Sunday, 21 November 2010

Clearing the global status

If you want to clear local session status variables this is easy, simply execute FLUSH STATUS.  Unfortunately doing the same for global status variables is not as easy.

That is until now.  In the Drizzle7 beta release 2010-11-08 is a new command: FLUSH GLOBAL STATUS

I created this command to fulfil a Rackspace feature request but it appears this has also been a MySQL feature request in the past.  The implementation would be very different in MySQL since the status variables and sessions work differently, but it would certainly be good to see in a future release, and it appears patches already exist for it.

Friday, 12 November 2010

Rackspace Rookie Orientation

I have been meaning to write about Rackspace's Rookie Orientation for a while, especially since Stewart Smith already wrote about his experience.  My orientation happened in the London offices in early October, it is a 4 day session in which we learn about and indeed get a feel for the culture at Rackspace as well as meeting many people and finding out about their roles along the way.  Yes there were presentations, but they were all done in a fun way.

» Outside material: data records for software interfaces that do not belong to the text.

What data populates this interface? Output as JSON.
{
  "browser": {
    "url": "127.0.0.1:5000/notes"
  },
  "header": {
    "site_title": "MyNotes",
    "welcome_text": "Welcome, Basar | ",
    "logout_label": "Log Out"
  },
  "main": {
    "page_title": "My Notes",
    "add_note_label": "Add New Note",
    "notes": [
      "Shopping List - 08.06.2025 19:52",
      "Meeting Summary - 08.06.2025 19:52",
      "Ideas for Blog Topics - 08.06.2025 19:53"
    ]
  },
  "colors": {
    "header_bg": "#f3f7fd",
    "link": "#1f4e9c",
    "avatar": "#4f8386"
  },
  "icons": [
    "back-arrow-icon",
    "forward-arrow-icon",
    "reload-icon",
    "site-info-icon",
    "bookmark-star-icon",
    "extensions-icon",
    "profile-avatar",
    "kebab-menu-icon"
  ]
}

Before Rackspace I have been to two orientations:

The first back in 2001 (during 9/11) was for a very large UK company and it was a week of team building and training us immoral sales tactics and even some things which would break trading standards laws (needless to stay I didn't hang around in that company for long).

The second was after one company I worked for got bought out by another (not Sun-Oracle), all I can really remember from this was the CEO used to get stoned a lot and got jailed for a publication a long time ago.

So what can I take away from the Rackspace Orientation?

I met some great people, we had a good time, we even made a video (which I won't show).  I got a real feel for the Rackspace culture which is very much what I hoped for.  Yes there were presentations, but presentations with explosions, a chicken, top-hats, wrists tied up in rope and one guy dressed as a semi-naked superhero.  This is not your average orientation :)

During the week we were split into four teams and there were two prizes.  The first was for the team who got the most points, my team (Rack'n'Rollers, see photo) won that award.  There was also a prize called 'Natural Born Racker' which was voted for by everyone at the orientation.  I won that prize and would really like to thank everyone who voted for me :)

My team's photo, I'm the one in the green top.

I admit I spent a lot of the week thinking about the work I need to catch up on, but it was an 'awesome' week.

Sunday, 7 November 2010

New global buffer constraints in Drizzle

Both MySQL and Drizzle have buffers such as sort and join buffers which have size parameters to tune them.  Unfortunately these settings are per-client, so if you have thousands of clients all using these buffers you could easily exhaust the RAM of a server.  Especially if they are set quite high.

So in the latest Drizzle trunk (and the release due in the next few days) I have introduced global buffer constraints.  These constraints make sure that between all the clients there is a cap on how much RAM can be allocated to a buffer.

This was a task the Rackspace Cloud team requested be implemented and I have also seen (and subsequently lost the link to) a blog which discusses the possibility of something similar in MySQL.  If anyone has seen the blog post I am talking about please let me know :)

How this is implemented

For each buffer type there is a new atomic counter which is keeping account of the allocations for each buffer type.  If one of theses counters hits a cap then the query executing when the cap is hit will return an error.  So far I have added this to 4 buffers which are sort buffer, join buffer, read buffer and read rnd buffer.  The new options for these are:




By default all are set to 0 which means unlimited, and cannot be set lower than their associative settings (eg. sort-heap-threshold cannot be lower than sort-buffer-size).

I would typically expect this would be used most in cloud scenarios where the virtual servers could have a limited amount of RAM and swap available.